> _Assigned task_
Check every line of the entries below for "unedited", and copy the lines that have it.

> _Extracted information_
-.-.-

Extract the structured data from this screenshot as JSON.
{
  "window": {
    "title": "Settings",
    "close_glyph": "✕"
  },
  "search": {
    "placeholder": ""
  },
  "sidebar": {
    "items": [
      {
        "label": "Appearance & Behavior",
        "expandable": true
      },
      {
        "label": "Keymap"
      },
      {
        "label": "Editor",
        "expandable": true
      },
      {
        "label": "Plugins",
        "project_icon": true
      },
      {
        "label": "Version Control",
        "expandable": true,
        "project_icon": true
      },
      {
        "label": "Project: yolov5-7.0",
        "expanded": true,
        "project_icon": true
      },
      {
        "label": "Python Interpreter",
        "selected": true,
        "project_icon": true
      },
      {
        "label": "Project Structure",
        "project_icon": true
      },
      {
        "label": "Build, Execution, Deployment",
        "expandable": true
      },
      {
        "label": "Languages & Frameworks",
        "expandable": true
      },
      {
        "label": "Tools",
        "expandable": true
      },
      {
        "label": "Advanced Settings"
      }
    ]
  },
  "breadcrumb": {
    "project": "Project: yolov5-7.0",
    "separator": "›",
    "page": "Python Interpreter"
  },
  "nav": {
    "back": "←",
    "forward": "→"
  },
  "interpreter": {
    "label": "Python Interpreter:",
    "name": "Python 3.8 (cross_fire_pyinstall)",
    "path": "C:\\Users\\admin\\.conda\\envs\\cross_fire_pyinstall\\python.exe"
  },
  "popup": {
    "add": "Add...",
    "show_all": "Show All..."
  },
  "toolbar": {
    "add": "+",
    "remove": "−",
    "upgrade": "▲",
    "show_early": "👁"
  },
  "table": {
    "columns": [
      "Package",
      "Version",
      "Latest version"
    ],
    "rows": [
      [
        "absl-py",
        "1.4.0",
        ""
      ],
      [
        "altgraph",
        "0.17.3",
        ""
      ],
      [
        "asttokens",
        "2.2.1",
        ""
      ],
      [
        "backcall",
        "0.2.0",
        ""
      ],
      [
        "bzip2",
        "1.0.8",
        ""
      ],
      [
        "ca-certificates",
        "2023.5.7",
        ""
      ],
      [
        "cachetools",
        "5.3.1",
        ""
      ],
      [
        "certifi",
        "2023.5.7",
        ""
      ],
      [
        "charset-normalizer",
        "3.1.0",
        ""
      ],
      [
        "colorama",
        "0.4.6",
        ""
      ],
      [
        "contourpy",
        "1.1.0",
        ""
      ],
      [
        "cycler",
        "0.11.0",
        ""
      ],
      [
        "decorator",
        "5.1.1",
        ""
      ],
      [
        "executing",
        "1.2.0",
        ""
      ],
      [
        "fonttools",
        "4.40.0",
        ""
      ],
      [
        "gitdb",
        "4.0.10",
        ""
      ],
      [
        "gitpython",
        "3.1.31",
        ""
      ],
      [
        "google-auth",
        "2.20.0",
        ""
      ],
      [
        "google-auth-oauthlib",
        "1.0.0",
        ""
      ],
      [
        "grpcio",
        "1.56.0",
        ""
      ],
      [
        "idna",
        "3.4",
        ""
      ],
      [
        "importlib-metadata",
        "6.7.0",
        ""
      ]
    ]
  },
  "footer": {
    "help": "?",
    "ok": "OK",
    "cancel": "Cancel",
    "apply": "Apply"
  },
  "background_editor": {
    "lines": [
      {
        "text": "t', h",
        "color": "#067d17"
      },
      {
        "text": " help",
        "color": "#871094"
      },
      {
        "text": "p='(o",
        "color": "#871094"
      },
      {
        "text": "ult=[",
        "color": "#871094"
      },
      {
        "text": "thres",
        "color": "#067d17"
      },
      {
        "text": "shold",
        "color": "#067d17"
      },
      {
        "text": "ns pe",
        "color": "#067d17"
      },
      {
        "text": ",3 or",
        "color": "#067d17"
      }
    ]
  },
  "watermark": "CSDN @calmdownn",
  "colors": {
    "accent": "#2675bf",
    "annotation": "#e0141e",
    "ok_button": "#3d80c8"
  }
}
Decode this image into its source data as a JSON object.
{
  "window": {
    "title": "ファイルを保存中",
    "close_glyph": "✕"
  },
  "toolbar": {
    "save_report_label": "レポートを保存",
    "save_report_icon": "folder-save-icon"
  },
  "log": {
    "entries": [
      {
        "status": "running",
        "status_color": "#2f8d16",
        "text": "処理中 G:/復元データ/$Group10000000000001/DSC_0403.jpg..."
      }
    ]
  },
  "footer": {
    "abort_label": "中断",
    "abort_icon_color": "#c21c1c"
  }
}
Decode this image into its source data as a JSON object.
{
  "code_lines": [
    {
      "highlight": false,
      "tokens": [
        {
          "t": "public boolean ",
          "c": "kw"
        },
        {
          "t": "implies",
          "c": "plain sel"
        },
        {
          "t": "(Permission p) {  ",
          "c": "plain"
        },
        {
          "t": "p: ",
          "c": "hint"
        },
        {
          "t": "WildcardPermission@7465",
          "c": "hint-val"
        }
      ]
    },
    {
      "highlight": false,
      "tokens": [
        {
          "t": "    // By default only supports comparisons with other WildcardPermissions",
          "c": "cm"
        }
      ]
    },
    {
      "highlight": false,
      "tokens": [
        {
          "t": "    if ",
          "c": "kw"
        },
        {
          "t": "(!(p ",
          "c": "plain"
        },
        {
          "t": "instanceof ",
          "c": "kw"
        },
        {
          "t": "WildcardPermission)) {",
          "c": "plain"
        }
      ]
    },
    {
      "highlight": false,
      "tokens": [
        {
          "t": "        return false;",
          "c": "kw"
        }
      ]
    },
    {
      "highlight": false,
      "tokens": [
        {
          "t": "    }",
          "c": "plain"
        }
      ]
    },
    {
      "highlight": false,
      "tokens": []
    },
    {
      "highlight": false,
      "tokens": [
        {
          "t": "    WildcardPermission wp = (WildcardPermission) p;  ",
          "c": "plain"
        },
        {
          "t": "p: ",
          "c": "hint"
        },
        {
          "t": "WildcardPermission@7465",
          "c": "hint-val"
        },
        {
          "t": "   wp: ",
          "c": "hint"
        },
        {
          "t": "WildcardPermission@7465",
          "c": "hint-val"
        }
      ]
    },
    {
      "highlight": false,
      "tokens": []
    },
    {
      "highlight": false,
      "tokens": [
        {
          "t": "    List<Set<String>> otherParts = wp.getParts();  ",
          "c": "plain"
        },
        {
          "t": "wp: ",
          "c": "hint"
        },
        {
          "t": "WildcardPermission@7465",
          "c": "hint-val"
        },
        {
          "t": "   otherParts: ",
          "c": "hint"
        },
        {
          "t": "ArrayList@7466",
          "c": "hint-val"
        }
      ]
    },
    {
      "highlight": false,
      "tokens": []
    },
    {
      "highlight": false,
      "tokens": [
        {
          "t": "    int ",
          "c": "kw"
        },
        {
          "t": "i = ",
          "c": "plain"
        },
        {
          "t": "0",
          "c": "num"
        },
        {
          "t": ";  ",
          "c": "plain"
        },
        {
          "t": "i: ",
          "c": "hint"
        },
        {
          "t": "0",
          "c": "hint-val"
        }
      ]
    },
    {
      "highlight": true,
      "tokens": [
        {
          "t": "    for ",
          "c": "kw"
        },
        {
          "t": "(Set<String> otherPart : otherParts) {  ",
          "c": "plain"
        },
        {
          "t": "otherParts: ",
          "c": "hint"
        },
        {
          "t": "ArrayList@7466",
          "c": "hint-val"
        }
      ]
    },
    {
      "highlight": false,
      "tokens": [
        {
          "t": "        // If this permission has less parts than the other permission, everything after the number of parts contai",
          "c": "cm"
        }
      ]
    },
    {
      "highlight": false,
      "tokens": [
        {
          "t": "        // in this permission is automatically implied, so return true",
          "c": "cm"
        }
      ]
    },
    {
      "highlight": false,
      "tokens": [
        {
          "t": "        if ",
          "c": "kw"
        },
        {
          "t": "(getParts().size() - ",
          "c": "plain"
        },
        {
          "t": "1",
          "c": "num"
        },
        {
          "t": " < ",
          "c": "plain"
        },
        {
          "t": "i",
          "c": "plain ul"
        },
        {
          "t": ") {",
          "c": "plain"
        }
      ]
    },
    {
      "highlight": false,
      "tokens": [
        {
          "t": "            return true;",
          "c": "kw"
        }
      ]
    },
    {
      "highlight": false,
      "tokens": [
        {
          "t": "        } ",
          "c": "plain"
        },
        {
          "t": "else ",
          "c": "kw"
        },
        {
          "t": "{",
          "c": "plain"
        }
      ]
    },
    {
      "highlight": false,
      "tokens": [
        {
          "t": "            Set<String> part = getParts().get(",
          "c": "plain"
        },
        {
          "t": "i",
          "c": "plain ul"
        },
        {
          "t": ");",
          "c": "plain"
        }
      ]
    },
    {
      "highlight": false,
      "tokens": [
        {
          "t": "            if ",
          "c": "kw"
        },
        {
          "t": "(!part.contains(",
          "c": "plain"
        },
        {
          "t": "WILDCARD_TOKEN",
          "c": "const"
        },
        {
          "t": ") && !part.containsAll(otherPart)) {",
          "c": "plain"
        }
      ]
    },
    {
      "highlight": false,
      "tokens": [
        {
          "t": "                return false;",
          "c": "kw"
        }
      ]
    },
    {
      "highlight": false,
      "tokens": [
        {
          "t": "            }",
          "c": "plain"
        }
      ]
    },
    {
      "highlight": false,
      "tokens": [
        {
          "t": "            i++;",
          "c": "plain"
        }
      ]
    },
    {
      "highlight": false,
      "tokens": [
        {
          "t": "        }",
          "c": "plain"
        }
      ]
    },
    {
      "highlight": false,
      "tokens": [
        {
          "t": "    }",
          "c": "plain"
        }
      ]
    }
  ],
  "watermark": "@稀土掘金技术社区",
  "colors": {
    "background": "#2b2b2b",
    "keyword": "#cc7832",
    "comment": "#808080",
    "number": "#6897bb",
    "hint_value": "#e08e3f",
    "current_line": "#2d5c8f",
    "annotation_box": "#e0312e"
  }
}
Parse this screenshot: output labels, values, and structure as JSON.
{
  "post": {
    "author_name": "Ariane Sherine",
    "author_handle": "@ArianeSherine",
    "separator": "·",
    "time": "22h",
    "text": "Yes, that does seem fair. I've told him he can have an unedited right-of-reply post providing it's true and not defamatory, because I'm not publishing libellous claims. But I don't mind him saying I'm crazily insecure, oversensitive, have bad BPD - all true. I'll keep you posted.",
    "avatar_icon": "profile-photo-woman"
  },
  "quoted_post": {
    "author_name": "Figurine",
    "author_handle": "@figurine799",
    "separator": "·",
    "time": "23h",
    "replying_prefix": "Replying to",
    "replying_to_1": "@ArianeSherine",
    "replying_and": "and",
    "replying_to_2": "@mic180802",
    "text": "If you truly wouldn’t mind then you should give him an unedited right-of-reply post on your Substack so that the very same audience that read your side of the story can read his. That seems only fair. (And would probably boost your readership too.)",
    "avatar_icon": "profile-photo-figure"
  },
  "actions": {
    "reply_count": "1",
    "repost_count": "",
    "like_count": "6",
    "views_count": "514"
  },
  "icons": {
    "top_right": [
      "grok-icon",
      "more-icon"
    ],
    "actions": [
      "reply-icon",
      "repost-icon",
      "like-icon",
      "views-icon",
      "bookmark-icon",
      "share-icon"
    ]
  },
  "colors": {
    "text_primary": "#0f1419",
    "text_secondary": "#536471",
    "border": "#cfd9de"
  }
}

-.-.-

> _Finished task_
    "text": "Yes, that does seem fair. I've told him he can have an unedited right-of-reply post providing it's true and not defamatory, because I'm not publishing libellous claims. But I don't mind him saying I'm crazily insecure, oversensitive, have bad BPD - all true. I'll keep you posted.",
    "text": "If you truly wouldn’t mind then you should give him an unedited right-of-reply post on your Substack so that the very same audience that read your side of the story can read his. That seems only fair. (And would probably boost your readership too.)",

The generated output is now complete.